What we did — We observed security procedures at multiple metro rail stations, we interviewed security experts, we visited metro rail stations in several cities of the world and studied their design, we talked to staff at the front line of operations, and even watched Youtube videos of passengers passing through security checks at railway stations.

What we found —We identified a range of dependencies between transport security objectives, the design of stations and procedures, and the things that passengers and rail operators care about — from the time taken to complete the journey, ease of travel and even profits. All those are summarised in a table in our article.

So what? — The framework in our paper provides a starting block for architects, security experts, rail managers, and railway company bosses to come together and design transport systems that are safe, secure and usable.


Collaboration — Would you like us to do this kind of research with your organisation? Contact us at @hborrion or h.borrion@ucl.ac.uk

Full article: Borrion, H., Tripathi, K., Chen, P., & Moon, S. (2014). Threat detection: A framework for security architects and designers of metropolitan rail systems. Urban, Planning and Transport Research, 2(1), 173–194.

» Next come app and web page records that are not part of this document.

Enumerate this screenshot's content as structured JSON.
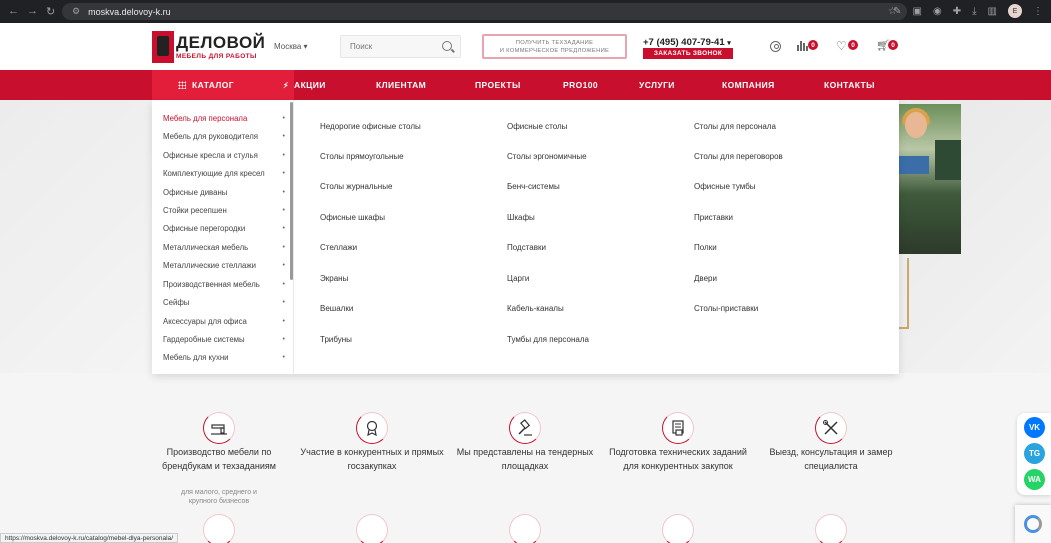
{
  "browser": {
    "url": "moskva.delovoy-k.ru",
    "status_url": "https://moskva.delovoy-k.ru/catalog/mebel-dlya-personala/",
    "profile_initial": "E"
  },
  "header": {
    "logo_name": "ДЕЛОВОЙ",
    "logo_sub": "МЕБЕЛЬ ДЛЯ РАБОТЫ",
    "city": "Москва",
    "search_placeholder": "Поиск",
    "tz_line1": "ПОЛУЧИТЬ ТЕХЗАДАНИЕ",
    "tz_line2": "И КОММЕРЧЕСКОЕ ПРЕДЛОЖЕНИЕ",
    "phone": "+7 (495) 407-79-41",
    "call_button": "ЗАКАЗАТЬ ЗВОНОК",
    "badges": {
      "compare": "0",
      "favorites": "0",
      "cart": "0"
    }
  },
  "menu": {
    "catalog": "КАТАЛОГ",
    "items": [
      "АКЦИИ",
      "КЛИЕНТАМ",
      "ПРОЕКТЫ",
      "PRO100",
      "УСЛУГИ",
      "КОМПАНИЯ",
      "КОНТАКТЫ"
    ]
  },
  "catalog_side": [
    "Мебель для персонала",
    "Мебель для руководителя",
    "Офисные кресла и стулья",
    "Комплектующие для кресел",
    "Офисные диваны",
    "Стойки ресепшен",
    "Офисные перегородки",
    "Металлическая мебель",
    "Металлические стеллажи",
    "Производственная мебель",
    "Сейфы",
    "Аксессуары для офиса",
    "Гардеробные системы",
    "Мебель для кухни"
  ],
  "subcategories": {
    "col1": [
      "Недорогие офисные столы",
      "Столы прямоугольные",
      "Столы журнальные",
      "Офисные шкафы",
      "Стеллажи",
      "Экраны",
      "Вешалки",
      "Трибуны"
    ],
    "col2": [
      "Офисные столы",
      "Столы эргономичные",
      "Бенч-системы",
      "Шкафы",
      "Подставки",
      "Царги",
      "Кабель-каналы",
      "Тумбы для персонала"
    ],
    "col3": [
      "Столы для персонала",
      "Столы для переговоров",
      "Офисные тумбы",
      "Приставки",
      "Полки",
      "Двери",
      "Столы-приставки"
    ]
  },
  "features": [
    {
      "icon": "sewing-machine-icon",
      "title": "Производство мебели по брендбукам и техзаданиям",
      "subtitle": "для малого, среднего и крупного бизнесов"
    },
    {
      "icon": "medal-icon",
      "title": "Участие в конкурентных и прямых госзакупках",
      "subtitle": ""
    },
    {
      "icon": "gavel-icon",
      "title": "Мы представлены на тендерных площадках",
      "subtitle": ""
    },
    {
      "icon": "document-stamp-icon",
      "title": "Подготовка технических заданий для конкурентных закупок",
      "subtitle": ""
    },
    {
      "icon": "tools-icon",
      "title": "Выезд, консультация и замер специалиста",
      "subtitle": ""
    }
  ],
  "social": {
    "vk": "VK",
    "telegram": "TG",
    "whatsapp": "WA"
  },
  "colors": {
    "brand_red": "#c8102e",
    "catalog_red": "#e31e3a",
    "vk": "#0077ff",
    "telegram": "#2aa3df",
    "whatsapp": "#25d366"
  }
}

One clap, two clap, three clap, forty?

By clapping more or less, you can signal to us which stories really stand out.